_Input data_

• • • • • • •

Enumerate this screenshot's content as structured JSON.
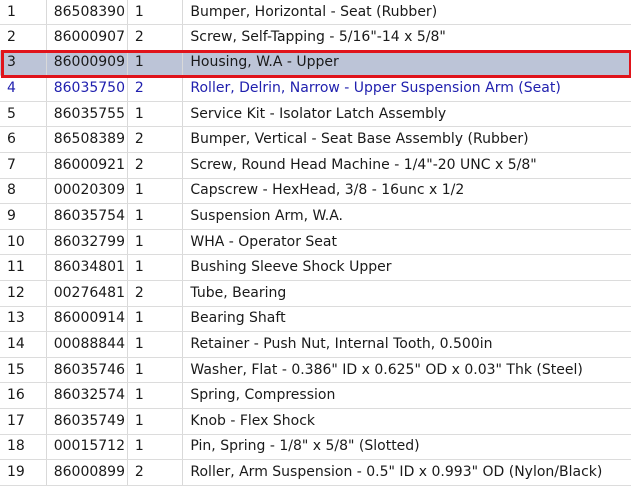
{
  "parts_list": {
    "selected_index": 2,
    "link_index": 3,
    "colors": {
      "selected_row": "#bcc4d7",
      "selection_outline": "#e0141b",
      "link_text": "#1f1fae"
    },
    "rows": [
      {
        "item": "1",
        "part_number": "86508390",
        "qty": "1",
        "description": "Bumper, Horizontal - Seat (Rubber)"
      },
      {
        "item": "2",
        "part_number": "86000907",
        "qty": "2",
        "description": "Screw, Self-Tapping - 5/16\"-14 x 5/8\""
      },
      {
        "item": "3",
        "part_number": "86000909",
        "qty": "1",
        "description": "Housing, W.A - Upper"
      },
      {
        "item": "4",
        "part_number": "86035750",
        "qty": "2",
        "description": "Roller, Delrin, Narrow - Upper Suspension Arm (Seat)"
      },
      {
        "item": "5",
        "part_number": "86035755",
        "qty": "1",
        "description": "Service Kit - Isolator Latch Assembly"
      },
      {
        "item": "6",
        "part_number": "86508389",
        "qty": "2",
        "description": "Bumper, Vertical - Seat Base Assembly (Rubber)"
      },
      {
        "item": "7",
        "part_number": "86000921",
        "qty": "2",
        "description": "Screw, Round Head Machine - 1/4\"-20 UNC x 5/8\""
      },
      {
        "item": "8",
        "part_number": "00020309",
        "qty": "1",
        "description": "Capscrew - HexHead, 3/8 - 16unc x 1/2"
      },
      {
        "item": "9",
        "part_number": "86035754",
        "qty": "1",
        "description": "Suspension Arm, W.A."
      },
      {
        "item": "10",
        "part_number": "86032799",
        "qty": "1",
        "description": "WHA - Operator Seat"
      },
      {
        "item": "11",
        "part_number": "86034801",
        "qty": "1",
        "description": "Bushing Sleeve Shock Upper"
      },
      {
        "item": "12",
        "part_number": "00276481",
        "qty": "2",
        "description": "Tube, Bearing"
      },
      {
        "item": "13",
        "part_number": "86000914",
        "qty": "1",
        "description": "Bearing Shaft"
      },
      {
        "item": "14",
        "part_number": "00088844",
        "qty": "1",
        "description": "Retainer - Push Nut, Internal Tooth, 0.500in"
      },
      {
        "item": "15",
        "part_number": "86035746",
        "qty": "1",
        "description": "Washer, Flat - 0.386\" ID x 0.625\" OD x 0.03\" Thk (Steel)"
      },
      {
        "item": "16",
        "part_number": "86032574",
        "qty": "1",
        "description": "Spring, Compression"
      },
      {
        "item": "17",
        "part_number": "86035749",
        "qty": "1",
        "description": "Knob - Flex Shock"
      },
      {
        "item": "18",
        "part_number": "00015712",
        "qty": "1",
        "description": "Pin, Spring - 1/8\" x 5/8\" (Slotted)"
      },
      {
        "item": "19",
        "part_number": "86000899",
        "qty": "2",
        "description": "Roller, Arm Suspension - 0.5\" ID x 0.993\" OD (Nylon/Black)"
      }
    ]
  }
}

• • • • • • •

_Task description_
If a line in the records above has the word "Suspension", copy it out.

_Task response_
        "description": "Roller, Delrin, Narrow - Upper Suspension Arm (Seat)"
        "description": "Suspension Arm, W.A."
        "description": "Roller, Arm Suspension - 0.5\" ID x 0.993\" OD (Nylon/Black)"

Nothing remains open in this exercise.